Only now is the government preparing this year’s plan and budget, for the consideration of the newly elected Assembly, and the fast-moving international COVID-19 situation is forcing amendments.
Speaking to reporters after the meeting, the government spokesperson, Deputy Justice Minister Filimao Suaze said he could not provide macro-economic data, because the documents are still receiving contributions, and there is a great deal of uncertainty about the eventual impact of the pandemic on Mozambique.
No cases of COVID-19 have yet been detected in Mozambique, said Suaze, but there were cases reported from South Africa, Eswatini (Swaziland) and Tanzania. This situation, Suaze warned, could justify further government measures, in addition to those announced by President Filipe Nyusi on Saturday.

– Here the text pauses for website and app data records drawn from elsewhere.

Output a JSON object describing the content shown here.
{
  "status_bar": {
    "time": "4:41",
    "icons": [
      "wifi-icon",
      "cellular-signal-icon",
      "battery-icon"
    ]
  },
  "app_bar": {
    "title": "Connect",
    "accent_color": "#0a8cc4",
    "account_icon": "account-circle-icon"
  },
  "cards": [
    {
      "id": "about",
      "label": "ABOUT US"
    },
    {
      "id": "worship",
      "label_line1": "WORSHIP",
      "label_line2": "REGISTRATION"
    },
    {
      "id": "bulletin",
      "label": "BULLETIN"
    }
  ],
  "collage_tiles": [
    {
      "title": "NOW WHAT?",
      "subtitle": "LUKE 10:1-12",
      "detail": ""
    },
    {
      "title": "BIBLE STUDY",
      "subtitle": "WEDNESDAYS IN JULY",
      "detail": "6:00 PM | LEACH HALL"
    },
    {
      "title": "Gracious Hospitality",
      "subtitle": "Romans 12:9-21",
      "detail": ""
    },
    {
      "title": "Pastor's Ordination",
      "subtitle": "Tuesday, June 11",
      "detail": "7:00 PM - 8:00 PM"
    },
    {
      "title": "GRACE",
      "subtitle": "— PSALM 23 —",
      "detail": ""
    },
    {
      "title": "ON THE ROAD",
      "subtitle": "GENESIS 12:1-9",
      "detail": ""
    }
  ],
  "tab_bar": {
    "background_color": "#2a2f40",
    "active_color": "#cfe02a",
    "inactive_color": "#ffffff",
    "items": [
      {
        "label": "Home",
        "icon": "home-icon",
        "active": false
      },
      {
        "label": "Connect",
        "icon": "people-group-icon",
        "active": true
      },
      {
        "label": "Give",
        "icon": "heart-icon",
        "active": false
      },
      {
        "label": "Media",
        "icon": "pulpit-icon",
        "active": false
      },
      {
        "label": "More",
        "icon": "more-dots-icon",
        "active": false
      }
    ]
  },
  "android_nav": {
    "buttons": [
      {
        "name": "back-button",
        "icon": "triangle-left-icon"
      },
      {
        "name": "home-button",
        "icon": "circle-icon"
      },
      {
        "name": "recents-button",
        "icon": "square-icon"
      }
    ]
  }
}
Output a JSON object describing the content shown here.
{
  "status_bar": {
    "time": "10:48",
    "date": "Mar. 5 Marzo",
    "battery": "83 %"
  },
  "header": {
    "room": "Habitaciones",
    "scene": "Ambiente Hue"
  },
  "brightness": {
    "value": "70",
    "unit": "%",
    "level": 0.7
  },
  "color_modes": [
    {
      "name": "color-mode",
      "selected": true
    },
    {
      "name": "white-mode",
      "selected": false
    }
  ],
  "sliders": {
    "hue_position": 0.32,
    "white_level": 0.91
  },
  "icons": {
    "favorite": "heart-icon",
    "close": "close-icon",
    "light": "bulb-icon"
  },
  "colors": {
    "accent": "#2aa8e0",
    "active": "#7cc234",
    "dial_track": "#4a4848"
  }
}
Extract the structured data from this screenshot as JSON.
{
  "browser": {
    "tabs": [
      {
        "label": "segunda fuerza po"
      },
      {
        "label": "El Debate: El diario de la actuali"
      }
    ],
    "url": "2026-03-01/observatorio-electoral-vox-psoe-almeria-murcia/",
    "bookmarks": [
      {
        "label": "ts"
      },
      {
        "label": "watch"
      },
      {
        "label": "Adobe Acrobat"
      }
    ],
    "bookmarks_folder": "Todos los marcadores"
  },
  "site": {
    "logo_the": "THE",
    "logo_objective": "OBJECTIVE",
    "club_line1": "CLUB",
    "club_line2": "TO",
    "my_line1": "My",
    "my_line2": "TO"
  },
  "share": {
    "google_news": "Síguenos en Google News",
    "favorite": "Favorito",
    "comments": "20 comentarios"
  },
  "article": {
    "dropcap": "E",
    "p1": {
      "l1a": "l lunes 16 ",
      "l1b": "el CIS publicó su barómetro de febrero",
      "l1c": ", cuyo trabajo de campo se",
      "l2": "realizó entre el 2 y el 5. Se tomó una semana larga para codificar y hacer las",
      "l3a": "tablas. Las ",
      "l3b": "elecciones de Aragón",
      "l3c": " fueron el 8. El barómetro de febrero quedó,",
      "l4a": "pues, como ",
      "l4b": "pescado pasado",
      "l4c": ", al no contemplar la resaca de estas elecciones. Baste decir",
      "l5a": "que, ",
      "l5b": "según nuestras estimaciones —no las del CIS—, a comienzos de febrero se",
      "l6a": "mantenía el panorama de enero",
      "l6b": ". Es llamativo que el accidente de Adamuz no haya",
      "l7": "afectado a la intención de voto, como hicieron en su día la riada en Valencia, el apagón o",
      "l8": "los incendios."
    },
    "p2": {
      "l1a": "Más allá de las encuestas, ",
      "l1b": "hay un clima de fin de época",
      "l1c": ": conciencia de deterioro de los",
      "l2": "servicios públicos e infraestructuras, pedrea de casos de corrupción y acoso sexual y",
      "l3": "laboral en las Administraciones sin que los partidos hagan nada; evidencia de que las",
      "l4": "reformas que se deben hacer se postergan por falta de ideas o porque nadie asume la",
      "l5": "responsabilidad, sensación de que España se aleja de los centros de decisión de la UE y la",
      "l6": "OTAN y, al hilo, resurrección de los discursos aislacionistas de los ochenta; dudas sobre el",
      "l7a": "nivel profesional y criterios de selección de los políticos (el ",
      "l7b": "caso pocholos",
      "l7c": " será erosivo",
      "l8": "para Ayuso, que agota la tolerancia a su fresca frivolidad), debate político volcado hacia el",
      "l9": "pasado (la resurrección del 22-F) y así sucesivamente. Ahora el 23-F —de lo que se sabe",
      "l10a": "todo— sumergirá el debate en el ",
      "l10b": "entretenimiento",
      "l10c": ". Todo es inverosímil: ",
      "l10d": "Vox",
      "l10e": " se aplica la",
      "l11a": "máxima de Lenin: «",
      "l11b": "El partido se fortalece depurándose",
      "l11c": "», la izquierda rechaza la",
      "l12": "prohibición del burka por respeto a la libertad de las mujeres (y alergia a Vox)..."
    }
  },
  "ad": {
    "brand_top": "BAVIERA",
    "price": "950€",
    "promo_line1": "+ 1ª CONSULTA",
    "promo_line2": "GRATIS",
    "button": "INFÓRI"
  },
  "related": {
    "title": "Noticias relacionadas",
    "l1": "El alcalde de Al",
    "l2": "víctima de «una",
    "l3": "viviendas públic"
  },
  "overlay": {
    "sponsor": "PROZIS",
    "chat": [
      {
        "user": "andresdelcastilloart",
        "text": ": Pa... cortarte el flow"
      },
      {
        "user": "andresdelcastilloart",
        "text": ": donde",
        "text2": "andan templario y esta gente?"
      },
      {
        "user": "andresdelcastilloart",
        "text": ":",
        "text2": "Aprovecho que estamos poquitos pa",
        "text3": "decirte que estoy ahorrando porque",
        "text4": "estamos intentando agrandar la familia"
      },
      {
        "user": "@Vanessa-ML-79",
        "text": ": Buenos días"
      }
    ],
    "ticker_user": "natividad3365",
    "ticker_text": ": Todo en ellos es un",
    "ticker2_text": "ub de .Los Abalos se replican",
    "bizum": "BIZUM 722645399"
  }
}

Those meetings included a ban on gatherings of more than 300 people, the cancellation of state visits abroad, and obligatory quarantine for 14 days for any traveller arriving from countries with significant COVID-19 outbreaks.
“The situation occurring internationally is altering macro-economic forecasts, even in first world countries”, said Suaze. “We are not an island in this question of coronavirus. We are integrated into the world economy, and so what happened this morning which we are not yet aware of, and what may happen tomorrow, will be determinant in altering, from one day to the next, some of our programmatic documents for governance”.
It was thus inevitable that the 2020 plan and budget “will reflect the macro-economic impact of the coronavirus”.
Were there to occur just one case of COVID-19 in the country, Suaze warned, that would be enough to alter the government’s plans.
In order to keep within the limit of 300 people for the next parliamentary sitting, scheduled to begin on 25 March, the Assembly spokesperson, Oriel Chemane, announced that the number of guests will be restricted.
The government will only be allowed to send five of its members to accompany the Prime Minister.
The heads of sovereign bodies (such as the President of the Supreme Court) may attend, as may the dean of the diplomatic corps, and three additional representatives of each of the three parliamentary political parties.
As for journalists, only the team of the publicly-owned Mozambique Television (TVM) will be allowed into the parliamentary chamber. TVM must offer its footage to the various private television stations.
Print and radio journalists can work from the sound-proofed rooms overlooking the chamber. The favouritism shown to TVM is bound to cause outrage, since this station is widely regarded as biased in favour of the ruling Frelimo party.
These restrictions may reduce the number of people inside the parliamentary chamber at any one time to less than 300, but they completely ignore the rest of the parliamentary building, including the lobby and canteens.